You are here
Home > Music > Guitarist David Gilmour Returns to Pompeii to Conjure Ghosts

Guitarist David Gilmour Returns to Pompeii to Conjure Ghosts

David Gilmour

The year is 1972, and guitarist David Gilmour and the rock band Pink Floyd have finally emerged fully from the Syd Barrett fiasco. Barrett, the one time lead singer and co-founder, dropped out of sight and mind, and the band soldiered on with Gilmour installed as the major creative force. The band would begin to take on the look and persona it is most known for. That would start in 1972. The first remnants of what would become The Dark Side of the Moon album began to see the light of day.  The band would  release a concert film of them performing to an empty coliseum at Pompeii.

Fast forward nearly 45 years later and David Gilmour planned a return to the coliseum at Pompeii. Only this time, he played before a live audience. Rolling Stone was on hand to view the happening and discuss it with Gilmour afterwards. About the site, Gilmour noted,

“It’s an extraordinary place to be because it was preserved exactly as it was. There are many other sites. If you visit any other antiquity-type sites throughout the world, they’re very damaged with what’s gone on over the centuries since they were abandoned. But this one was just, like, sealed, so you’re looking at rock surfaces and the carving of letters and names in the stones looks like it was done yesterday.” History, it seems, is fluid.”

Roger Waters and David Gilmour in 1972 at Pompeii.
Roger Waters and David Gilmour in 1972 at Pompeii, playing before an empty stadium. Image: Pink Floyd

Ghosts of 1972

This concert not only carried the ghosts of history’s past but Gilmour’s as well hitched a ride. The ghosts of 1972 looked on as Gilmour prepared for the show and he was well aware of it. From the same article, “Adrian Maben came to us with the idea. And we just thought,

“Well, why not?” I don’t think any of us thought it would be as well received and last in people’s minds for as long as it did. All credit to him. It’s his idea and it was great.”

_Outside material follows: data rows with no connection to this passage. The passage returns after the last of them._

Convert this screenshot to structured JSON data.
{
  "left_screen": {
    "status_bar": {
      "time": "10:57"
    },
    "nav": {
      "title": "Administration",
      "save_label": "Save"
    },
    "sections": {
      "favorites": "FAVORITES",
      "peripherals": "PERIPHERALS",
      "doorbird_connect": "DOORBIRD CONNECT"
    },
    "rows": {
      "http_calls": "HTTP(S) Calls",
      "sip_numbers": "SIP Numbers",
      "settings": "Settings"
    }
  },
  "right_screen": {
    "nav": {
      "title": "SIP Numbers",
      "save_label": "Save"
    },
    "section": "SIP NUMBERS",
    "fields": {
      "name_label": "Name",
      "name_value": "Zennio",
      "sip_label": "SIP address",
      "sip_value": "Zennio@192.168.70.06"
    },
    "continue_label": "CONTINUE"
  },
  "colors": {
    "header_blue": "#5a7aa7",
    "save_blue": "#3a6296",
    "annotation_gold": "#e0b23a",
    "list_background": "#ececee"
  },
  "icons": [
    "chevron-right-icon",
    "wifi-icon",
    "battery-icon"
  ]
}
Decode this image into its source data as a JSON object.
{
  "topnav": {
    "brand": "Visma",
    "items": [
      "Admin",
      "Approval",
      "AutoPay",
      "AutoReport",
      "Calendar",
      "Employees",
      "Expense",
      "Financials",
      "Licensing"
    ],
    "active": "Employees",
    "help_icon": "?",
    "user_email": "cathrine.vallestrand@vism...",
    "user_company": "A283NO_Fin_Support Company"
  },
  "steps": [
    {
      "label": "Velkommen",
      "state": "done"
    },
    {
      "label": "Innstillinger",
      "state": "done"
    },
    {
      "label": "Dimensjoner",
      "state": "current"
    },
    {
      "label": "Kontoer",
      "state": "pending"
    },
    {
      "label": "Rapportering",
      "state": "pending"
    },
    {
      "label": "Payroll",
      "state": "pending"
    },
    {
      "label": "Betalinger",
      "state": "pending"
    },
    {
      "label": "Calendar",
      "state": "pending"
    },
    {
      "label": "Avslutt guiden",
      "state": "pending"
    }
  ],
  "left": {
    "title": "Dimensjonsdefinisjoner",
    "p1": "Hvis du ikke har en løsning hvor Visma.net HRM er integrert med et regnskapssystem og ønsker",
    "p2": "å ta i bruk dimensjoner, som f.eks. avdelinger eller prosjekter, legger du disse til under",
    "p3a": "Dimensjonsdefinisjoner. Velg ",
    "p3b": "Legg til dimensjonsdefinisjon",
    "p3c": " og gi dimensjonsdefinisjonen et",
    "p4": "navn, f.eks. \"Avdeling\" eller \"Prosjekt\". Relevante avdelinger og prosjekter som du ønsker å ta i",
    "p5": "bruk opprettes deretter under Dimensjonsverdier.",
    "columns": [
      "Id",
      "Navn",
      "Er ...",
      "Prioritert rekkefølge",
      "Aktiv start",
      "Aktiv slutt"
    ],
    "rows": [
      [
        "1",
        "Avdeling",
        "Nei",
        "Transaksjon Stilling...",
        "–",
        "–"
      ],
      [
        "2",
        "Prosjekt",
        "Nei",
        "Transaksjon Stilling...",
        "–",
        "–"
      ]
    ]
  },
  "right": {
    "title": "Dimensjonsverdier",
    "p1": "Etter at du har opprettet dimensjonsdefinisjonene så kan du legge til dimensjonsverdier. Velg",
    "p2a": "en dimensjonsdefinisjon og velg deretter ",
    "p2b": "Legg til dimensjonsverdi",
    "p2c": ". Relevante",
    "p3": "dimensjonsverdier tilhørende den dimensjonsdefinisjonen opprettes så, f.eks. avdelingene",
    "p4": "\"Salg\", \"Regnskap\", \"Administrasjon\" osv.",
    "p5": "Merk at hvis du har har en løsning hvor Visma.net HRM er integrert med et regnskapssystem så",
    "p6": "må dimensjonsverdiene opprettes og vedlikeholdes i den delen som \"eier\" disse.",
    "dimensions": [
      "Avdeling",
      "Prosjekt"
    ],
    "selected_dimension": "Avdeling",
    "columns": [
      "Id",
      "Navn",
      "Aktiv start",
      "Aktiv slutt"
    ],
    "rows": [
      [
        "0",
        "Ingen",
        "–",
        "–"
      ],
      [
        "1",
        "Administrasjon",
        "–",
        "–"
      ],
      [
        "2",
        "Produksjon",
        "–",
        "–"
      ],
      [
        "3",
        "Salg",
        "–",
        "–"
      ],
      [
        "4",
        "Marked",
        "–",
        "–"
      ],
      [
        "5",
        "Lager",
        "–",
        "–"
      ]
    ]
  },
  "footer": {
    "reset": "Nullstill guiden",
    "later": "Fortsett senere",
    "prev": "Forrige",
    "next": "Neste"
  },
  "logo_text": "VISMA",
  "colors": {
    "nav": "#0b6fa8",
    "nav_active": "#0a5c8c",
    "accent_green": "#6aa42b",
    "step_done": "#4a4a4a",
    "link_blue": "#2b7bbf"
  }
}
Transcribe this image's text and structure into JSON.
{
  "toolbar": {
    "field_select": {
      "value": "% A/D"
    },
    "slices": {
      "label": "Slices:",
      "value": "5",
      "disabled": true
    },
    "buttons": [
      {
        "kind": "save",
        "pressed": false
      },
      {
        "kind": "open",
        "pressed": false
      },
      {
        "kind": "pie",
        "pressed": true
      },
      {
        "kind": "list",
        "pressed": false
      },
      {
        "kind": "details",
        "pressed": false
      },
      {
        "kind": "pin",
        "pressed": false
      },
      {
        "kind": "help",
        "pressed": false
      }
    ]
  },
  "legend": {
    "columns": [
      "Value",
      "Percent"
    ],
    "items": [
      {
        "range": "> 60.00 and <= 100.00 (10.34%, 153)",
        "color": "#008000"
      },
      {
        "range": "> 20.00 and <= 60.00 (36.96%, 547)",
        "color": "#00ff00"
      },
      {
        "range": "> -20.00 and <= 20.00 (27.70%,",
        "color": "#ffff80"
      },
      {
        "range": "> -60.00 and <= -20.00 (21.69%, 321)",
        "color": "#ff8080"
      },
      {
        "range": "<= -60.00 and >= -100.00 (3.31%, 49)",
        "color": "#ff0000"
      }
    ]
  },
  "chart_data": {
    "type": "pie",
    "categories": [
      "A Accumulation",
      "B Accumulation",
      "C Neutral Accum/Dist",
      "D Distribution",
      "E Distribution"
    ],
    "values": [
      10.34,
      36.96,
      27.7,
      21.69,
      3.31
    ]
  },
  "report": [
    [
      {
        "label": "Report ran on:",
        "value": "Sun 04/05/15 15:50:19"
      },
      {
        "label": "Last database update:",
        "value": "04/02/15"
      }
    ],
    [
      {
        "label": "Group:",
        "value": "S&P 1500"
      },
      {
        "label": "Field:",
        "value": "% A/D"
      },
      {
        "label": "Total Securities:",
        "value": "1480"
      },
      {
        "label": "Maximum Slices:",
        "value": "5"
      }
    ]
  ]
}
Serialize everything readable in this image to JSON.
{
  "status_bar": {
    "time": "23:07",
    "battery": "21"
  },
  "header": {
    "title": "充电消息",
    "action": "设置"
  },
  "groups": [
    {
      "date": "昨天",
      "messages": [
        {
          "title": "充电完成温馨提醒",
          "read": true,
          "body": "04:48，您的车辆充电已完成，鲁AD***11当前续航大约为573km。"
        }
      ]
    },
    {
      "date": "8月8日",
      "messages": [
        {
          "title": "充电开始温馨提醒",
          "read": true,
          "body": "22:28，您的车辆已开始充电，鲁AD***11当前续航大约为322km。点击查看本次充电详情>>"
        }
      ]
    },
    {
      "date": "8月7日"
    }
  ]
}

But, then again, for David Gilmour’s entire life, the specter of  the past has hung over him watching to see if he would slip up. It probably will be kept waiting a long time.